Trainings for welders, chemical and mechanical examinations of materials, radiographic testing of welded joints – this is a brief description of duties performed by the Welding Institute in Tuzla. This institution is the only body in Bosnia and Herzegovina accredited by the International Institute of Welding, which means that their certificates are recognised throughout the world.
In addition to providing training services, the Welding Institute also provides expertise to all companies that are constructing demanding structures. It disposes of a state-of-art laboratory, equipped with numerous devices. The lab inventory was considerably improved by a donation provided by MEG project, which is financed and supported by the Swiss Government and implemented by the United Nations Development Programme (UNDP).
''We obtained state-of-art equipment for metallographic examinations in the framework of the Municipal Environmental and Economic Governance Project (MEG). The stereo zoom microscope and the metallographic microscope enabled us to conduct tests for all domestic companies, which will improve the quality and speed of all processes'', explained a mechanical engineer from the Welding Institute, Namik Džibrić.
They are using the devices, among other things, for testing the facility at the Thermal Power Plant Tuzla. ''We will test all welding works there'', says Džibrić.
Since high-quality welders are always in demand in the market, the most frequent clients of the institute are all the persons that would like to attend additional training, re-training or obtain welder certificates.

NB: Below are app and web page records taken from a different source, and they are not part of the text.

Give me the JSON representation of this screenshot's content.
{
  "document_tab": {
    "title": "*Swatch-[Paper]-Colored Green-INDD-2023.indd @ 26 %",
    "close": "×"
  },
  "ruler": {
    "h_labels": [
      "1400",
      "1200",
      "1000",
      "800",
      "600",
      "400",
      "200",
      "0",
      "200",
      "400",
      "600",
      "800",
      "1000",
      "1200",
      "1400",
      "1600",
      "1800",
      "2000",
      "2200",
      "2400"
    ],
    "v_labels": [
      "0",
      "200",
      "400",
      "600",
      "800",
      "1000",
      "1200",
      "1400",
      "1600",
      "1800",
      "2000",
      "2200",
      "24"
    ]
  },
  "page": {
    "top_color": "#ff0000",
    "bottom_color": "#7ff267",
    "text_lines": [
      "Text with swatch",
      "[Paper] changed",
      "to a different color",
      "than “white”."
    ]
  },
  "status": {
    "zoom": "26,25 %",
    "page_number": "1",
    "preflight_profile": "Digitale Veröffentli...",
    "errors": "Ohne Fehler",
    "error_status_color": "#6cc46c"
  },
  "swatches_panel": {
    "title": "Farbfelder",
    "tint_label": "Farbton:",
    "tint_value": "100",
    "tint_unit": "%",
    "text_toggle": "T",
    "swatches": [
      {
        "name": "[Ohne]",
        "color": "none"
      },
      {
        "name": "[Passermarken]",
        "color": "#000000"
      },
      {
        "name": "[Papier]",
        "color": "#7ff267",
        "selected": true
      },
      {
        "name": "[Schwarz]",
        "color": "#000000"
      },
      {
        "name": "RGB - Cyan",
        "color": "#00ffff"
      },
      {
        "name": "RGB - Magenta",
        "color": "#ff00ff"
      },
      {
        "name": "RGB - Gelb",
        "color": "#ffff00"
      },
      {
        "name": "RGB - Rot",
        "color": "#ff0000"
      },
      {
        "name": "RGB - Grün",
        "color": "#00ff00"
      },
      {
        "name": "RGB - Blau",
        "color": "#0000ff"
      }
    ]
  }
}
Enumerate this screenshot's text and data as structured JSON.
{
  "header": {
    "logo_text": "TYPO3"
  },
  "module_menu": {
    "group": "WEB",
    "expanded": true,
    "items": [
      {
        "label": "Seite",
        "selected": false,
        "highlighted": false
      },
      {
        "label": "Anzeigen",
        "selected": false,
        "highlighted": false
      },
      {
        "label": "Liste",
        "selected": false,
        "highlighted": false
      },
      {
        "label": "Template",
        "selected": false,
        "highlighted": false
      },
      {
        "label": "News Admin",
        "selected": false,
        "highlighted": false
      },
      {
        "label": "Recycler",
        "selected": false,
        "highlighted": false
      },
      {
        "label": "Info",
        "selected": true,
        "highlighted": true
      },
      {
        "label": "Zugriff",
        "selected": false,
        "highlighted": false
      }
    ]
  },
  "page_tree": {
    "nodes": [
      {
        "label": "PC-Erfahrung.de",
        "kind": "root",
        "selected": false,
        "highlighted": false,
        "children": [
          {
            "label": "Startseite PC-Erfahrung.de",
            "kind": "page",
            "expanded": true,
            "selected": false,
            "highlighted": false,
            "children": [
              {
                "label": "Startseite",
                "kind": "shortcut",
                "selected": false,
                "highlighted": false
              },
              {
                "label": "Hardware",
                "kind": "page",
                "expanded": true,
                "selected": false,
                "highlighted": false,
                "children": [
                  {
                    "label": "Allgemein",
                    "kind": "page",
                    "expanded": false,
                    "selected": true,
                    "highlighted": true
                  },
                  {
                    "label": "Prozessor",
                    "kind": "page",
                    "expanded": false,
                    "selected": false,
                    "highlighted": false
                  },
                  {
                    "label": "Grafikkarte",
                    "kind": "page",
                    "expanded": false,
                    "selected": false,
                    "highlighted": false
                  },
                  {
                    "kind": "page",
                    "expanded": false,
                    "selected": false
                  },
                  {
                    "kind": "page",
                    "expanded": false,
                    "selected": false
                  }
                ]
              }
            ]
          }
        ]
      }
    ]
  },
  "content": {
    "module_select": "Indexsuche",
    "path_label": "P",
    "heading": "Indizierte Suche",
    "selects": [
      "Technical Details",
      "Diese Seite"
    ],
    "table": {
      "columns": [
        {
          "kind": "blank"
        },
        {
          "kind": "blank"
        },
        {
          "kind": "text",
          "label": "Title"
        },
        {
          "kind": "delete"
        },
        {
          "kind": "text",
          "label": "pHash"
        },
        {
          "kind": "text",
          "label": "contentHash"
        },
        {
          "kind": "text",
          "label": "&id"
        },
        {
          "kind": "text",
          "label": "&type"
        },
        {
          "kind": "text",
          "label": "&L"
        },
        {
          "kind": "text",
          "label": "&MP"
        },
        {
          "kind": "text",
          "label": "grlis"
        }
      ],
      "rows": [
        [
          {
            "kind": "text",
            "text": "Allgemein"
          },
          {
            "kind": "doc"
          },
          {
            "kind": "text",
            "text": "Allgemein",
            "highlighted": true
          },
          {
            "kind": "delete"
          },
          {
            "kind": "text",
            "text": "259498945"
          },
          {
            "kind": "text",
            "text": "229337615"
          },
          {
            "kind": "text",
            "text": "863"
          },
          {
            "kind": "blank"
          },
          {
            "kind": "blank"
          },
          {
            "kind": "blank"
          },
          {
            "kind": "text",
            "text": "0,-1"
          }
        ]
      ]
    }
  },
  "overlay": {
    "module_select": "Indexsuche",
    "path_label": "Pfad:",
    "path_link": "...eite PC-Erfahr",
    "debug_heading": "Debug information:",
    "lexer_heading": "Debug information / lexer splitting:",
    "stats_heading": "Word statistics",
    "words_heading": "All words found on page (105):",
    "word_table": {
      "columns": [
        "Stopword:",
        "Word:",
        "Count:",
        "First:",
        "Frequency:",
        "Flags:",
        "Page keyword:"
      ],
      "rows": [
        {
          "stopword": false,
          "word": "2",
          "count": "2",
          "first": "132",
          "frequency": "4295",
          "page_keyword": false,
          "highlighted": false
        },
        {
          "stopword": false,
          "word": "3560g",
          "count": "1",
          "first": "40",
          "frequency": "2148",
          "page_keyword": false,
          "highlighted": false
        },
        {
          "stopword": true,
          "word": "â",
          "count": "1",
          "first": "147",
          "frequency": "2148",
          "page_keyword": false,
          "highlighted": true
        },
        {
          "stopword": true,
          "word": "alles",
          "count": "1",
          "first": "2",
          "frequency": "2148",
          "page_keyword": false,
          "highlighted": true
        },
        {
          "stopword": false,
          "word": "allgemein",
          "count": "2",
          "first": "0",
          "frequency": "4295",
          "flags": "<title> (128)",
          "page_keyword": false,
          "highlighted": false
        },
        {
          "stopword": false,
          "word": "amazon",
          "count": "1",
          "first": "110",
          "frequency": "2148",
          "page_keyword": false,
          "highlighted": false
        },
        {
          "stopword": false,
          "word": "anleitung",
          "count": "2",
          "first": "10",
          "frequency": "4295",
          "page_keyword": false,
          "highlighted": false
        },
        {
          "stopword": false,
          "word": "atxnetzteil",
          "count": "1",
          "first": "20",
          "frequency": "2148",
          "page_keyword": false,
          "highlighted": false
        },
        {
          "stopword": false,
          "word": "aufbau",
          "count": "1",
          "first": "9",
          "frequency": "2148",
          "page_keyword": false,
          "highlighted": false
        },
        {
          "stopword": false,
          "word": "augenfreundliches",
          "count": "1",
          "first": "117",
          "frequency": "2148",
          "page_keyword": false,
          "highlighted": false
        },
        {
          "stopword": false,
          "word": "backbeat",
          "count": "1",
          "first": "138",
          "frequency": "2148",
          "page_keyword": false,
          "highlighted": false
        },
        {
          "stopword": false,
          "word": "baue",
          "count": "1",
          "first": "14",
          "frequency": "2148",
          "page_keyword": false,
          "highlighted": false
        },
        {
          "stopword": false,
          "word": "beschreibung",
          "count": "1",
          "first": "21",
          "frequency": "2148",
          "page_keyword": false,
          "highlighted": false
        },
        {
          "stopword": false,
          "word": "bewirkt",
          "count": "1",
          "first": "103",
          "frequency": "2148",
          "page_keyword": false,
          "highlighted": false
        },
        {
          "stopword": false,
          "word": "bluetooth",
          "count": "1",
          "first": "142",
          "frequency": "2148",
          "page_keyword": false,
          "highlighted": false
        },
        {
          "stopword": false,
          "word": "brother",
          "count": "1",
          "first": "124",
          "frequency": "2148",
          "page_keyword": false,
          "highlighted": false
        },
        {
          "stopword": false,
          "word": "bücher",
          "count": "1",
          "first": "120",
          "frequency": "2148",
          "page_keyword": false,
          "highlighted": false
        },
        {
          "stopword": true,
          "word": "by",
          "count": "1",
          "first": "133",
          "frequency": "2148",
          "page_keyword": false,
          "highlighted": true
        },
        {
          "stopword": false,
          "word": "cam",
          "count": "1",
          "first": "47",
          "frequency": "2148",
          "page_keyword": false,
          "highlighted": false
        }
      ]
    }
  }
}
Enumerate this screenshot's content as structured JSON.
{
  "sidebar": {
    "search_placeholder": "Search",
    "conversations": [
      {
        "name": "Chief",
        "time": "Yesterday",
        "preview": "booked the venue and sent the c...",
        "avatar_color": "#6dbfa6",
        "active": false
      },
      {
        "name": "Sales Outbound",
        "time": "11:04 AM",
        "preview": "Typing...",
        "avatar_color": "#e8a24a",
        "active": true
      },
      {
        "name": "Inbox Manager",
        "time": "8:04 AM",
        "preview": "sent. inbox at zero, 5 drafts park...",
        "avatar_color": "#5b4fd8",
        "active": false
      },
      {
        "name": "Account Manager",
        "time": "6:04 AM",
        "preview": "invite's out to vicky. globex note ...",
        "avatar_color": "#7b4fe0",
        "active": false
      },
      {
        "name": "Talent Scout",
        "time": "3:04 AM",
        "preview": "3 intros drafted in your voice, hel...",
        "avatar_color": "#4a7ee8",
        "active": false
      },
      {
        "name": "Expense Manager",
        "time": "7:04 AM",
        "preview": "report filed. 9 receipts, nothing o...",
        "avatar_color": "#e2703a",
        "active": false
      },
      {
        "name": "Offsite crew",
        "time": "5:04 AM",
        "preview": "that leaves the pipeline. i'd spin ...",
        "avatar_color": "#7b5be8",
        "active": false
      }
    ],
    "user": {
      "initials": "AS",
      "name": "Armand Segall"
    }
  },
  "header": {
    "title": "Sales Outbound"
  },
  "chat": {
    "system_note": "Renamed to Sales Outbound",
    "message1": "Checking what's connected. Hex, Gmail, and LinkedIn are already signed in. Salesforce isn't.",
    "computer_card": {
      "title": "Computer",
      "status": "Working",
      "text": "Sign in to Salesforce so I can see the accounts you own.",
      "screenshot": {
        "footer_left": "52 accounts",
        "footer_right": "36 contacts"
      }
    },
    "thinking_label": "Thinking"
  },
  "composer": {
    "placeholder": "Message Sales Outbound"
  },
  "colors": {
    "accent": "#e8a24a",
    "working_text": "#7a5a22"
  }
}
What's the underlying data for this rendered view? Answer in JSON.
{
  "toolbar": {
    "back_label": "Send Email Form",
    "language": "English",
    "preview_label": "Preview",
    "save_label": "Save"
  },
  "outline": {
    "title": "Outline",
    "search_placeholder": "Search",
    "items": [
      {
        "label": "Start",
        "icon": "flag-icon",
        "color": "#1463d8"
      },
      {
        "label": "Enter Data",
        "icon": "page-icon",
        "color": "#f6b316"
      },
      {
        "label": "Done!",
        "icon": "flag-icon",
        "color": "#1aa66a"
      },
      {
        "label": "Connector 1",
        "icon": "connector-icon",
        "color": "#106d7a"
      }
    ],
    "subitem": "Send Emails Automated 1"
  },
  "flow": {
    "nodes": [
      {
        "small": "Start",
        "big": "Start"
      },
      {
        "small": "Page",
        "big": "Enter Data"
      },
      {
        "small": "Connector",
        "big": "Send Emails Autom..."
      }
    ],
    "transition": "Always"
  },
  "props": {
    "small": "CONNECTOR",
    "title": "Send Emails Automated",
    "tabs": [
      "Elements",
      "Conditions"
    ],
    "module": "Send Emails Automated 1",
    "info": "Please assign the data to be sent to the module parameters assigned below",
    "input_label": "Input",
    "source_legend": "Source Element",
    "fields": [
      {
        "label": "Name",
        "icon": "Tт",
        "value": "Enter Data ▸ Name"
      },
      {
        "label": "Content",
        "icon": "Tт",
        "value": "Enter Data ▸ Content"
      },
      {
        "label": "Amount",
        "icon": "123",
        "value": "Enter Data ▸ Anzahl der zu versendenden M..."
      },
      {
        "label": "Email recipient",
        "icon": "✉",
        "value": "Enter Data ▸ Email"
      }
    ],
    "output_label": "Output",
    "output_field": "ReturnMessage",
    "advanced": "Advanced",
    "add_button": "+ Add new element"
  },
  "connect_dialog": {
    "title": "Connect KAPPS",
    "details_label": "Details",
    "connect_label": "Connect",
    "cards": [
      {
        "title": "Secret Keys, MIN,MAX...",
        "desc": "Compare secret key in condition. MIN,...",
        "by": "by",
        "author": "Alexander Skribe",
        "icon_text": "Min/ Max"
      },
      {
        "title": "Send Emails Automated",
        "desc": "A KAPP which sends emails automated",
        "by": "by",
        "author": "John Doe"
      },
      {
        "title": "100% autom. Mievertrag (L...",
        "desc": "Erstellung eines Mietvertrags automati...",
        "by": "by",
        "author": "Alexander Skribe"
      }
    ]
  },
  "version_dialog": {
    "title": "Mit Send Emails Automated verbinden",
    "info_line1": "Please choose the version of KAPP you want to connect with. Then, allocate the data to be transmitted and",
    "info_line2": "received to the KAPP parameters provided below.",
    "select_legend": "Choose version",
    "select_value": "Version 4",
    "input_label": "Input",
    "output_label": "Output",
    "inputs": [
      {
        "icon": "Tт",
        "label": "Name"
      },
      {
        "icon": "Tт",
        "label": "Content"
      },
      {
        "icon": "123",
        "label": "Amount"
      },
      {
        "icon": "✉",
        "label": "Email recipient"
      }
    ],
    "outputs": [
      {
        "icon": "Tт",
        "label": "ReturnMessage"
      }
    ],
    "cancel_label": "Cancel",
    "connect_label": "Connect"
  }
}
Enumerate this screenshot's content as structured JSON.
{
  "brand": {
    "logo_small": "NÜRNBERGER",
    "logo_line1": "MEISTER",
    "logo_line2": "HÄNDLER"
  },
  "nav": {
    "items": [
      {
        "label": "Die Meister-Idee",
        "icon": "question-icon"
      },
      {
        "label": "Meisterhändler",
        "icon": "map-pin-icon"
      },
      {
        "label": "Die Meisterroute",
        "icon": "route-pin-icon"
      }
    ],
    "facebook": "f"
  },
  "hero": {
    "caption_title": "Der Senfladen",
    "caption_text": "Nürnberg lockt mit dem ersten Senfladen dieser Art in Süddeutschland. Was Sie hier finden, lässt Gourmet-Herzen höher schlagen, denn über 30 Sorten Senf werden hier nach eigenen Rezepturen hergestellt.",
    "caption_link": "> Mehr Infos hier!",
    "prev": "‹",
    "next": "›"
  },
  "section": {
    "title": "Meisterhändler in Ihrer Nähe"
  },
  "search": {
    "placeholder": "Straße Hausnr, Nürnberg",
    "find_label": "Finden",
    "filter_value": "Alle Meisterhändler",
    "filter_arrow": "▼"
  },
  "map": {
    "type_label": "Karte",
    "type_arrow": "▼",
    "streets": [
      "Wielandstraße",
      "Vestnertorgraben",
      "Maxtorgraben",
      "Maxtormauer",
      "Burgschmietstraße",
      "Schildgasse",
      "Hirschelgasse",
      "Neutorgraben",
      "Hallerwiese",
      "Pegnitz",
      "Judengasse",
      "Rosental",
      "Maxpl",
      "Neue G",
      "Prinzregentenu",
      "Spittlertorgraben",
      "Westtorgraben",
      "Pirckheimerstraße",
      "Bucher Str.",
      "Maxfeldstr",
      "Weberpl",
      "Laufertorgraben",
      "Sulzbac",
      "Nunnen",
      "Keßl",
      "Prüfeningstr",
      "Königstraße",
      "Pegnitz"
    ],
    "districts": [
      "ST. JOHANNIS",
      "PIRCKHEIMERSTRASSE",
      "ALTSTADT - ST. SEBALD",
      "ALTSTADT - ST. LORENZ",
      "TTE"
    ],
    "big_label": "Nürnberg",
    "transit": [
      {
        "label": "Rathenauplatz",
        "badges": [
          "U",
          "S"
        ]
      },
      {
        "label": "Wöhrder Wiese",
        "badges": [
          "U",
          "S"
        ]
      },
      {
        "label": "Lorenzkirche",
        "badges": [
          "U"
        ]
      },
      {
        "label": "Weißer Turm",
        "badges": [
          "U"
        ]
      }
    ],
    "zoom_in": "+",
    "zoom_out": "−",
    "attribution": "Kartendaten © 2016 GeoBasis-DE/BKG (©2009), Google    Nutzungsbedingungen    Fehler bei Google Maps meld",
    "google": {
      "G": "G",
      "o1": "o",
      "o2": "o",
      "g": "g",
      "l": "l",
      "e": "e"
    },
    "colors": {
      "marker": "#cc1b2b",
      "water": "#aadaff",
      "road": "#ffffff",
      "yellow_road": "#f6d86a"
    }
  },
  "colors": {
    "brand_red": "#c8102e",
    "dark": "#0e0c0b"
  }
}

''Once a person completes the training and obtains a certificate, he/she is also accredited by the German Welding Institute. Our parent company from Germany also owns a stake in our institute and we comply with their work procedures and methods'', says Džibrić.
The path to the international welding certificate
By acquiring an international welding certificate, a person can choose in which country they would like to work. According to the Welding Institute in Tuzla, persons from this region mostly go to Germany. However, the path to obtaining such a certificate and acquiring the knowledge needed to manage the whole welding process is not easy. Four trainers, who have spent their whole work life in production, emphasize that the conditions during the training resemble those that await the trainees at construction sites and that the trainees go through all phases – from rough preparation works to fine welding works.
Trainings take place in a state-of-art workshop with 22 work stations and a separate room for grinding. Their usual clients are persons who wish to retrain and search for a job abroad, since this is one of bottleneck occupations in Western Europe.
''Many persons do not know what to expect and we provide them with a clear vision of the path to take and of their future profession'', say representatives of the Welding Institute. First, there is a theoretical part of the training, followed by practical training. ''A person can become a welder after 50 to 200 hours of training, depending on their motivation and talent'', adds Džibrić.
According to Muharem, one of the trainers with decades-old experience, who explains how a final product is obtained in compliance with European standards, being a welder does not only mean performing welding works. The largest part of the work consists of preparatory work, and the act of welding itself is simple.
Muharem explains the challenges of the welding profession: ''The head of a construction site says, weld this, and the conditions are never ideal. Welders frequently have to be resourceful''.
''After the theoretical training, we take them to a booth, where they adjust the settings of the machine and weld samples in front of them.''
As the training progresses, the samples are put on the wall and then in a vertical position, so that a welder does not see the sample, which is out of sight. After this, they go over to welding pipes. The trainees have to learn here how to work with all welding positions that may occur at a construction site and be prepared for any difficulties during the training.
Laboratory testing of all samples
The trainees show whether they are truly ready for work in the field by taking a final exam after their training. ''We make x-rays of samples, just like dentists do'', says a mechanical engineer, Namik Džibrić, and opens the door of a state-of-art laboratory for us. A trainee obtains the test results only once the samples return from the lab, since the process of analysis at the lab requires time.
''The work results are obvious. Black colour on an x-ray shows impurities, and if everything is white, it means that the job was done properly.''
He also shows us an example how welding should not be done, a sample that contains a blatant mistake – the welding wire has not been removed. The black dots on an x-ray are remaining pores that indicate that the position of the welding gun was wrong during the welding process.
''Why is this dangerous – pores remaining on a bridge may, in combination with weathering and load, cause the bridge to break'', explains Džibrić.
Individual trainings cost between 1500 KM and 4000 KM, depending on the specialisation and the number of training hours. The procedure and the selected material determine the price. An individual licence costs 580 KM.
Since its establishment in 2005, the Welding Institute in Tuzla has successfully trained more than 3000 candidates in all welding procedures. Over the past ten years, the Welding Institute has also been successfully organising international specialisation courses for more than 100 welding engineers and technologists from the whole Bosnia and Herzegovina.